= TASK =
Show all lines of the entries in which the word "Valve" is found.

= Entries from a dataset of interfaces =
#####
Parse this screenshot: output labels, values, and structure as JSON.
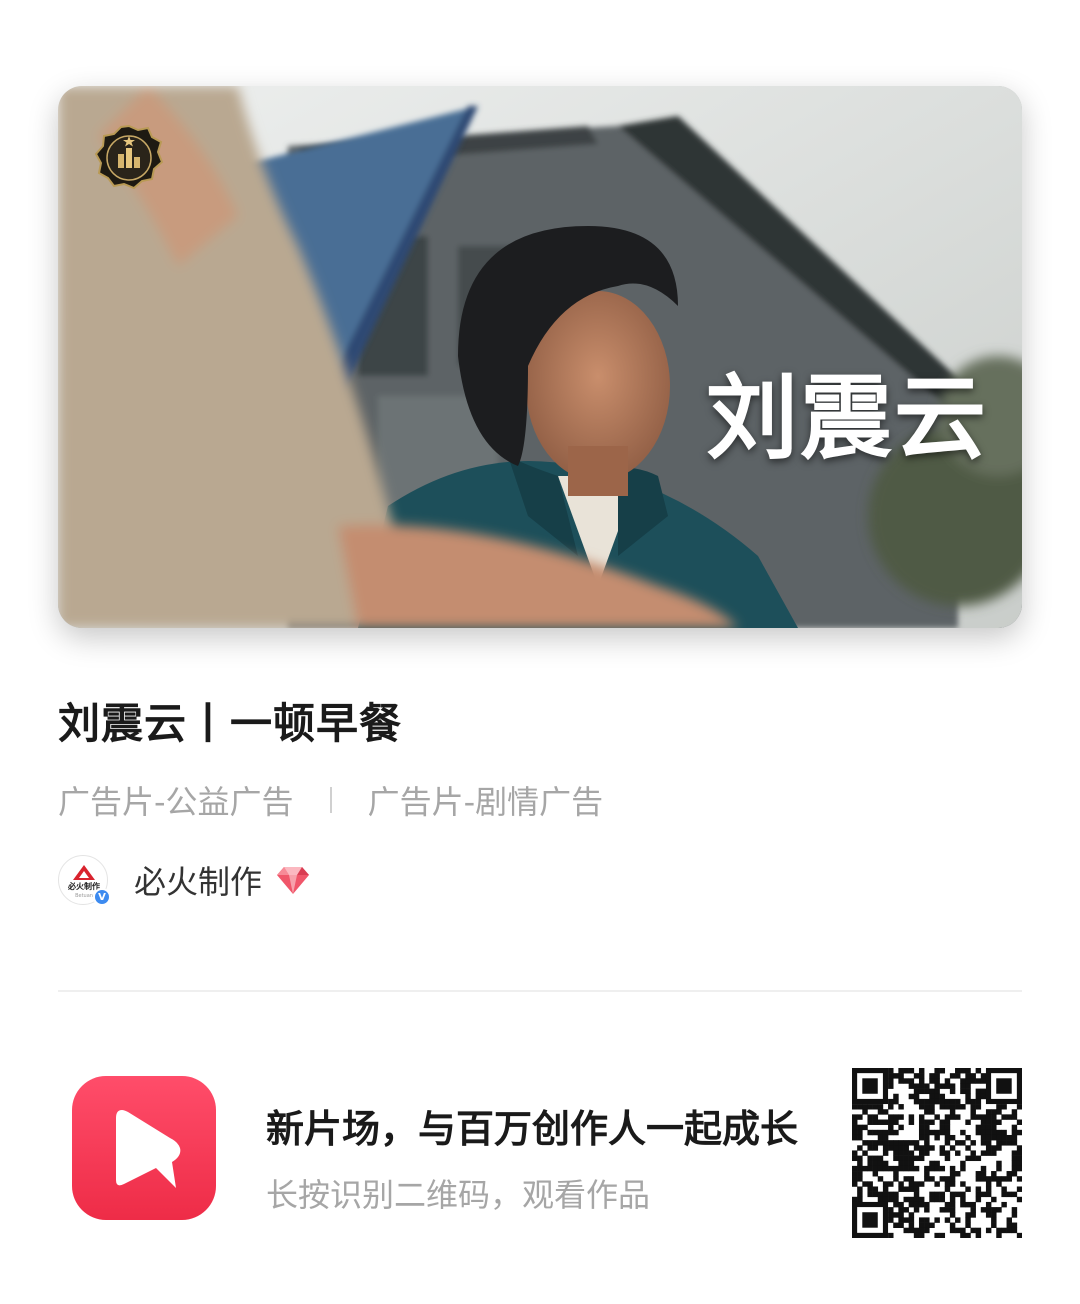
{
  "video": {
    "overlay_name": "刘震云",
    "badge": "award-badge-icon"
  },
  "title": "刘震云丨一顿早餐",
  "tags": [
    "广告片-公益广告",
    "广告片-剧情广告"
  ],
  "author": {
    "avatar_text": "必火制作",
    "avatar_subtext": "Betuan",
    "name": "必火制作",
    "badge_icon": "diamond-icon",
    "verified_mark": "V"
  },
  "promo": {
    "title": "新片场，与百万创作人一起成长",
    "subtitle": "长按识别二维码，观看作品",
    "logo_icon": "xinpianchang-logo-icon"
  },
  "colors": {
    "brand_red": "#ee2c47",
    "tag_gray": "#a6a6a6",
    "diamond": "#f0566a",
    "verified_blue": "#3d8bf0"
  }
}
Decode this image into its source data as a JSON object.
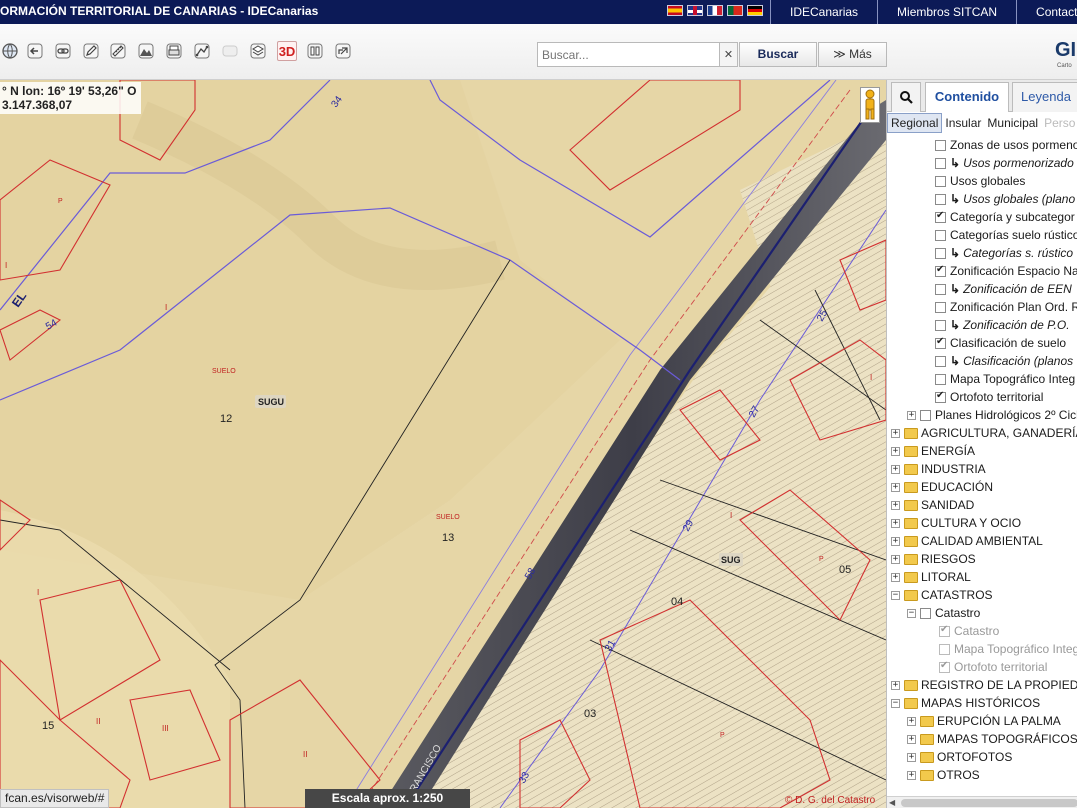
{
  "topbar": {
    "title": "ORMACIÓN TERRITORIAL DE CANARIAS - IDECanarias",
    "flags": [
      "es",
      "gb",
      "fr",
      "pt",
      "de"
    ],
    "links": [
      "IDECanarias",
      "Miembros SITCAN",
      "Contacto"
    ]
  },
  "toolbar": {
    "tools": [
      "globe-icon",
      "back-icon",
      "link-icon",
      "pencil-icon",
      "ruler-icon",
      "profile-icon",
      "print-icon",
      "route-icon",
      "disabled-icon",
      "layers-icon",
      "3d-icon",
      "book-icon",
      "export-icon"
    ],
    "three_d_label": "3D",
    "search_placeholder": "Buscar...",
    "clear_label": "✕",
    "search_label": "Buscar",
    "more_label": "≫ Más",
    "logo": "GI",
    "logo_sub": "Carto"
  },
  "map": {
    "coords_line1": "° N  lon: 16º 19' 53,26\" O",
    "coords_line2": "3.147.368,07",
    "labels": {
      "n34": "34",
      "el": "EL",
      "n54": "54",
      "p1": "P",
      "i1": "I",
      "suelo12": "SUELO",
      "n12": "12",
      "sugu": "SUGU",
      "suelo13": "SUELO",
      "n13": "13",
      "n58": "58",
      "n25": "25",
      "n27": "27",
      "n29": "29",
      "sug": "SUG",
      "n05": "05",
      "n04": "04",
      "n31": "31",
      "n03": "03",
      "n15": "15",
      "ii1": "II",
      "iii1": "III",
      "ii2": "II",
      "n33": "33",
      "francisco": "FRANCISCO",
      "p2": "P",
      "p3": "P",
      "i2": "I",
      "i3": "I",
      "i4": "I",
      "i5": "I"
    },
    "status_url": "fcan.es/visorweb/#",
    "scale": "Escala aprox. 1:250",
    "copyright": "© D. G. del Catastro"
  },
  "panel": {
    "tabs": [
      "Contenido",
      "Leyenda"
    ],
    "scope_tabs": [
      "Regional",
      "Insular",
      "Municipal",
      "Perso"
    ],
    "tree": [
      {
        "label": "Zonas de usos pormeno",
        "type": "layer",
        "checked": false,
        "indent": 48,
        "italic": false
      },
      {
        "label": "Usos pormenorizado",
        "type": "sublayer",
        "checked": false,
        "indent": 48,
        "italic": true
      },
      {
        "label": "Usos globales",
        "type": "layer",
        "checked": false,
        "indent": 48,
        "italic": false
      },
      {
        "label": "Usos globales (plano",
        "type": "sublayer",
        "checked": false,
        "indent": 48,
        "italic": true
      },
      {
        "label": "Categoría y subcategor",
        "type": "layer",
        "checked": true,
        "indent": 48,
        "italic": false
      },
      {
        "label": "Categorías suelo rústico",
        "type": "layer",
        "checked": false,
        "indent": 48,
        "italic": false
      },
      {
        "label": "Categorías s. rústico",
        "type": "sublayer",
        "checked": false,
        "indent": 48,
        "italic": true
      },
      {
        "label": "Zonificación Espacio Na",
        "type": "layer",
        "checked": true,
        "indent": 48,
        "italic": false
      },
      {
        "label": "Zonificación de EEN",
        "type": "sublayer",
        "checked": false,
        "indent": 48,
        "italic": true
      },
      {
        "label": "Zonificación Plan Ord. R",
        "type": "layer",
        "checked": false,
        "indent": 48,
        "italic": false
      },
      {
        "label": "Zonificación de P.O.",
        "type": "sublayer",
        "checked": false,
        "indent": 48,
        "italic": true
      },
      {
        "label": "Clasificación de suelo",
        "type": "layer",
        "checked": true,
        "indent": 48,
        "italic": false
      },
      {
        "label": "Clasificación (planos",
        "type": "sublayer",
        "checked": false,
        "indent": 48,
        "italic": true
      },
      {
        "label": "Mapa Topográfico Integ",
        "type": "layer",
        "checked": false,
        "indent": 48,
        "italic": false
      },
      {
        "label": "Ortofoto territorial",
        "type": "layer",
        "checked": true,
        "indent": 48,
        "italic": false
      },
      {
        "label": "Planes Hidrológicos 2º Cicl",
        "type": "group-cb",
        "checked": false,
        "indent": 20,
        "italic": false
      },
      {
        "label": "AGRICULTURA, GANADERÍA y",
        "type": "folder",
        "indent": 4
      },
      {
        "label": "ENERGÍA",
        "type": "folder",
        "indent": 4
      },
      {
        "label": "INDUSTRIA",
        "type": "folder",
        "indent": 4
      },
      {
        "label": "EDUCACIÓN",
        "type": "folder",
        "indent": 4
      },
      {
        "label": "SANIDAD",
        "type": "folder",
        "indent": 4
      },
      {
        "label": "CULTURA Y OCIO",
        "type": "folder",
        "indent": 4
      },
      {
        "label": "CALIDAD AMBIENTAL",
        "type": "folder",
        "indent": 4
      },
      {
        "label": "RIESGOS",
        "type": "folder",
        "indent": 4
      },
      {
        "label": "LITORAL",
        "type": "folder",
        "indent": 4
      },
      {
        "label": "CATASTROS",
        "type": "folder-open",
        "indent": 4
      },
      {
        "label": "Catastro",
        "type": "group-cb-open",
        "checked": false,
        "indent": 20,
        "italic": false
      },
      {
        "label": "Catastro",
        "type": "layer-dim",
        "checked": true,
        "indent": 52,
        "italic": false
      },
      {
        "label": "Mapa Topográfico Integ",
        "type": "layer-dim",
        "checked": false,
        "indent": 52,
        "italic": false
      },
      {
        "label": "Ortofoto territorial",
        "type": "layer-dim",
        "checked": true,
        "indent": 52,
        "italic": false
      },
      {
        "label": "REGISTRO DE LA PROPIEDAD",
        "type": "folder",
        "indent": 4
      },
      {
        "label": "MAPAS HISTÓRICOS",
        "type": "folder-open",
        "indent": 4
      },
      {
        "label": "ERUPCIÓN LA PALMA",
        "type": "folder",
        "indent": 20
      },
      {
        "label": "MAPAS TOPOGRÁFICOS",
        "type": "folder",
        "indent": 20
      },
      {
        "label": "ORTOFOTOS",
        "type": "folder",
        "indent": 20
      },
      {
        "label": "OTROS",
        "type": "folder",
        "indent": 20
      }
    ]
  },
  "colors": {
    "topbar": "#0c1a57",
    "map_base": "#e8d8a8",
    "parcel_red": "#d23030",
    "boundary_blue": "#6a5bd8",
    "road": "#4a4a55"
  }
}
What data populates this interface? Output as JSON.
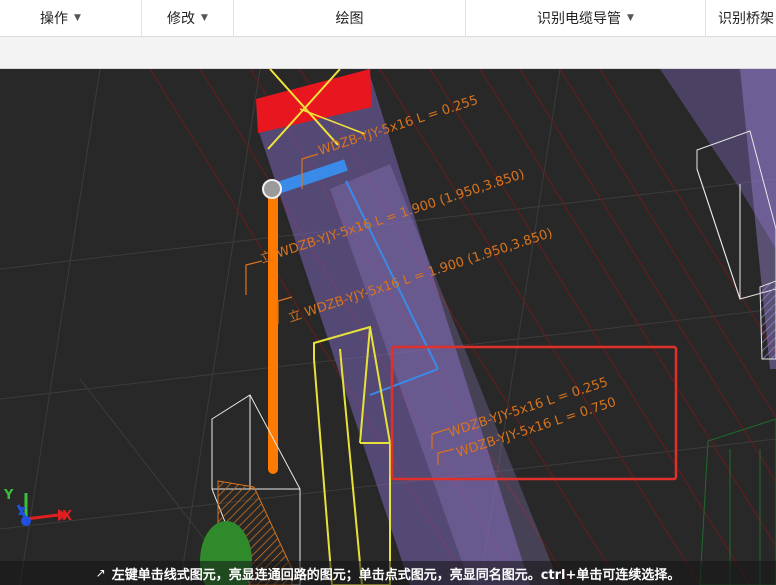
{
  "toolbar": {
    "menus": [
      {
        "label": "操作",
        "has_dropdown": true
      },
      {
        "label": "修改",
        "has_dropdown": true
      },
      {
        "label": "绘图",
        "has_dropdown": false
      },
      {
        "label": "识别电缆导管",
        "has_dropdown": true
      },
      {
        "label": "识别桥架",
        "has_dropdown": false
      }
    ]
  },
  "viewport": {
    "labels": {
      "top_cable": "WDZB-YJY-5x16 L = 0.255",
      "riser_1": "立 WDZB-YJY-5x16 L = 1.900 (1.950,3.850)",
      "riser_2": "立 WDZB-YJY-5x16 L = 1.900 (1.950,3.850)",
      "selected_1": "WDZB-YJY-5x16 L = 0.255",
      "selected_2": "WDZB-YJY-5x16 L = 0.750"
    },
    "axis": {
      "x": "X",
      "y": "Y",
      "z": "Z"
    },
    "colors": {
      "annotation": "#d8741e",
      "highlight_box": "#e0302a",
      "selected_pipe": "#3a8ae8",
      "riser_pipe": "#ff7a00",
      "tray": "#8a6fd0"
    }
  },
  "statusbar": {
    "icon": "cursor-arrow-icon",
    "text": "左键单击线式图元，亮显连通回路的图元；单击点式图元，亮显同名图元。ctrl+单击可连续选择。"
  }
}
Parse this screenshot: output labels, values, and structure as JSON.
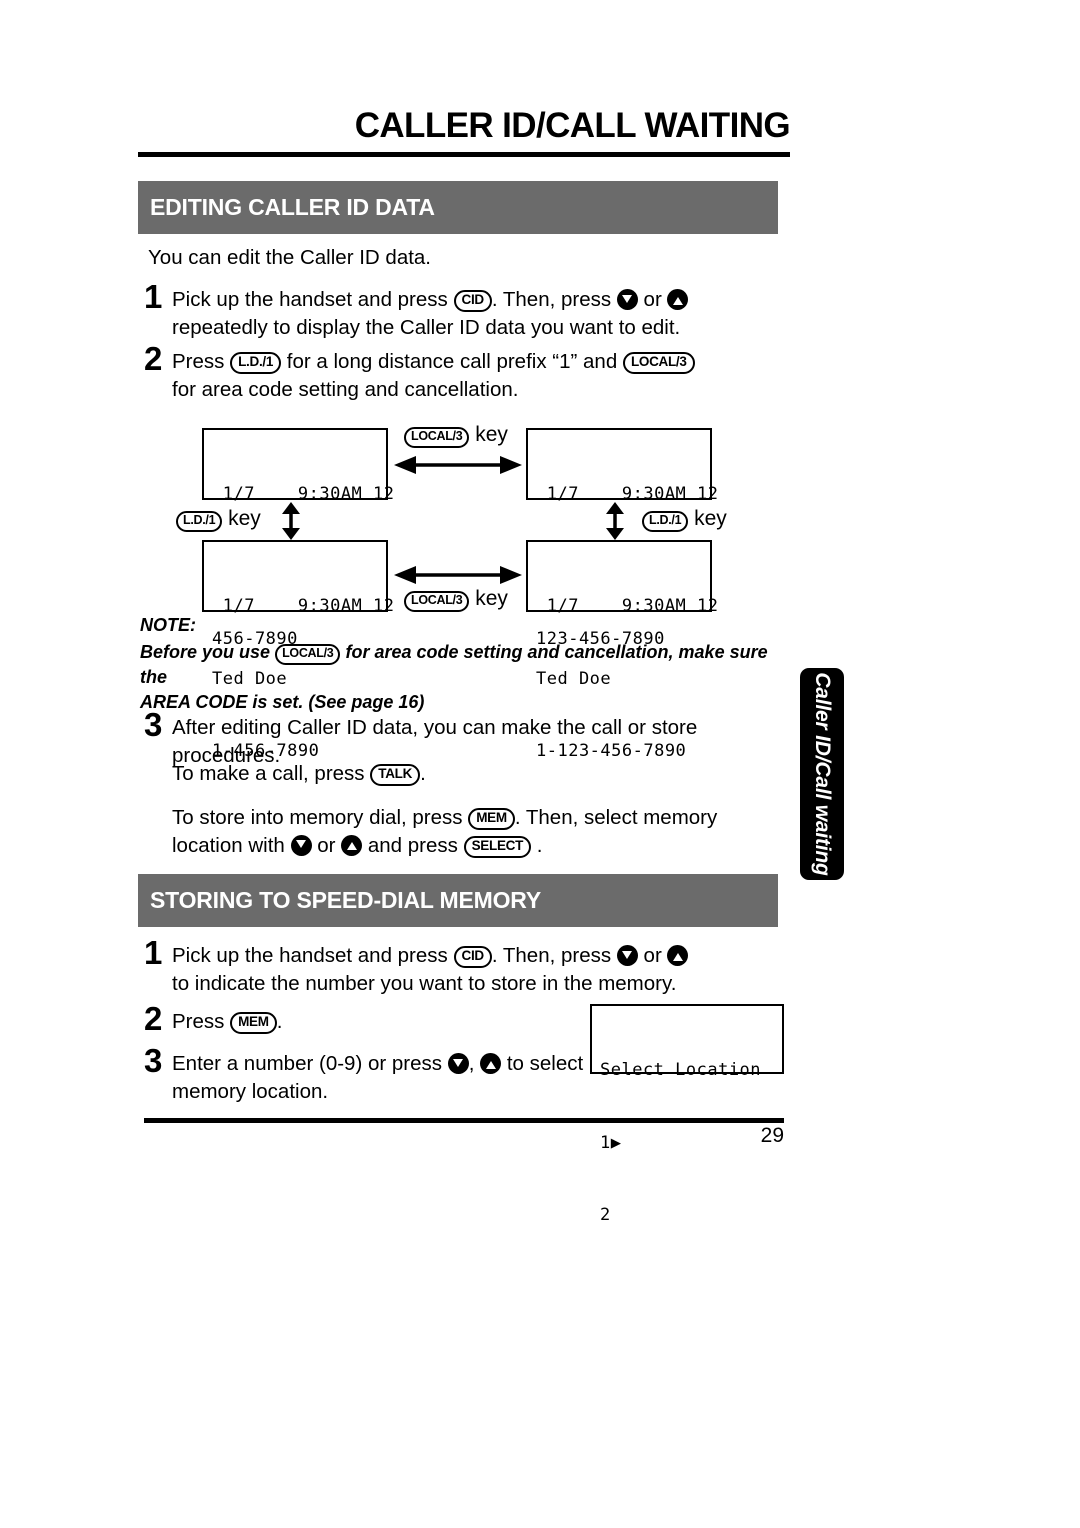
{
  "document": {
    "title": "CALLER ID/CALL WAITING",
    "page_number": "29",
    "side_tab_label": "Caller ID/Call waiting"
  },
  "sections": {
    "editing": {
      "heading": "EDITING CALLER ID DATA",
      "intro": "You can edit the Caller ID data.",
      "step1": {
        "number": "1",
        "part1": "Pick up the handset and press",
        "key_cid": "CID",
        "part2": ". Then, press",
        "part3": "or",
        "part4": "repeatedly to display the Caller ID data you want to edit."
      },
      "step2": {
        "number": "2",
        "part1": "Press",
        "key_ld": "L.D./1",
        "part2": "for a long distance call prefix “1” and",
        "key_local": "LOCAL/3",
        "part3": "for area code setting and cancellation."
      },
      "step3": {
        "number": "3",
        "text": "After editing Caller ID data, you can make the call or store procedures.",
        "call_part1": "To make a call, press",
        "key_talk": "TALK",
        "call_part2": ".",
        "store_part1": "To store into memory dial, press",
        "key_mem": "MEM",
        "store_part2": ". Then, select memory",
        "store_part3": "location with",
        "store_part4": "or",
        "store_part5": "and press",
        "key_select": "SELECT",
        "store_part6": "."
      }
    },
    "storing": {
      "heading": "STORING TO SPEED-DIAL MEMORY",
      "step1": {
        "number": "1",
        "part1": "Pick up the handset and press",
        "key_cid": "CID",
        "part2": ". Then, press",
        "part3": "or",
        "part4": "to indicate the number you want to store in the memory."
      },
      "step2": {
        "number": "2",
        "part1": "Press",
        "key_mem": "MEM",
        "part2": "."
      },
      "step3": {
        "number": "3",
        "part1": "Enter a number (0-9) or press",
        "part2": ",",
        "part3": "to select",
        "part4": "memory location."
      }
    }
  },
  "note": {
    "label": "NOTE:",
    "part1": "Before you use",
    "key_local": "LOCAL/3",
    "part2": "for area code setting and cancellation, make sure the",
    "part3": "AREA CODE is set. (See page 16)"
  },
  "diagram": {
    "displays": {
      "top_left": {
        "line1": " 1/7    9:30AM 12",
        "line2": "Ted Doe",
        "line3": "456-7890"
      },
      "top_right": {
        "line1": " 1/7    9:30AM 12",
        "line2": "Ted Doe",
        "line3": "123-456-7890"
      },
      "bottom_left": {
        "line1": " 1/7    9:30AM 12",
        "line2": "Ted Doe",
        "line3": "1-456-7890"
      },
      "bottom_right": {
        "line1": " 1/7    9:30AM 12",
        "line2": "Ted Doe",
        "line3": "1-123-456-7890"
      }
    },
    "labels": {
      "top_local": {
        "key": "LOCAL/3",
        "word": "key"
      },
      "bottom_local": {
        "key": "LOCAL/3",
        "word": "key"
      },
      "left_ld": {
        "key": "L.D./1",
        "word": "key"
      },
      "right_ld": {
        "key": "L.D./1",
        "word": "key"
      }
    }
  },
  "select_location_display": {
    "line1": "Select Location",
    "line2": "1▶",
    "line3": "2"
  },
  "colors": {
    "section_bar": "#6b6b6b",
    "tab": "#000000",
    "text": "#000000"
  }
}
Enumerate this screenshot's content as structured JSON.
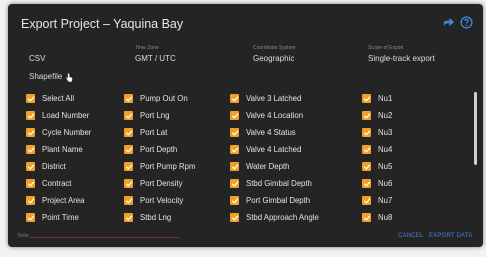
{
  "dialog": {
    "title": "Export Project – Yaquina Bay",
    "icons": [
      "share-arrow-icon",
      "help-icon"
    ],
    "accent_color": "#f0a125",
    "link_color": "#3d86d6"
  },
  "options": {
    "format": {
      "label": "",
      "value": "CSV",
      "value2": "Shapefile"
    },
    "time_zone": {
      "label": "Time Zone",
      "value": "GMT / UTC"
    },
    "coordinate_system": {
      "label": "Coordinate System",
      "value": "Geographic"
    },
    "scope": {
      "label": "Scope of Export",
      "value": "Single-track export"
    }
  },
  "fields": {
    "col1": [
      "Select All",
      "Load Number",
      "Cycle Number",
      "Plant Name",
      "District",
      "Contract",
      "Project Area",
      "Point Time"
    ],
    "col2": [
      "Pump Out On",
      "Port Lng",
      "Port Lat",
      "Port Depth",
      "Port Pump Rpm",
      "Port Density",
      "Port Velocity",
      "Stbd Lng"
    ],
    "col3": [
      "Valve 3 Latched",
      "Valve 4 Location",
      "Valve 4 Status",
      "Valve 4 Latched",
      "Water Depth",
      "Stbd Gimbal Depth",
      "Port Gimbal Depth",
      "Stbd Approach Angle"
    ],
    "col4": [
      "Nu1",
      "Nu2",
      "Nu3",
      "Nu4",
      "Nu5",
      "Nu6",
      "Nu7",
      "Nu8"
    ]
  },
  "footer": {
    "hint": "Note:",
    "cancel_label": "CANCEL",
    "export_label": "EXPORT DATA"
  }
}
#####
= FINAL ANSWER =
      "Valve 3 Latched",
      "Valve 4 Location",
      "Valve 4 Status",
      "Valve 4 Latched",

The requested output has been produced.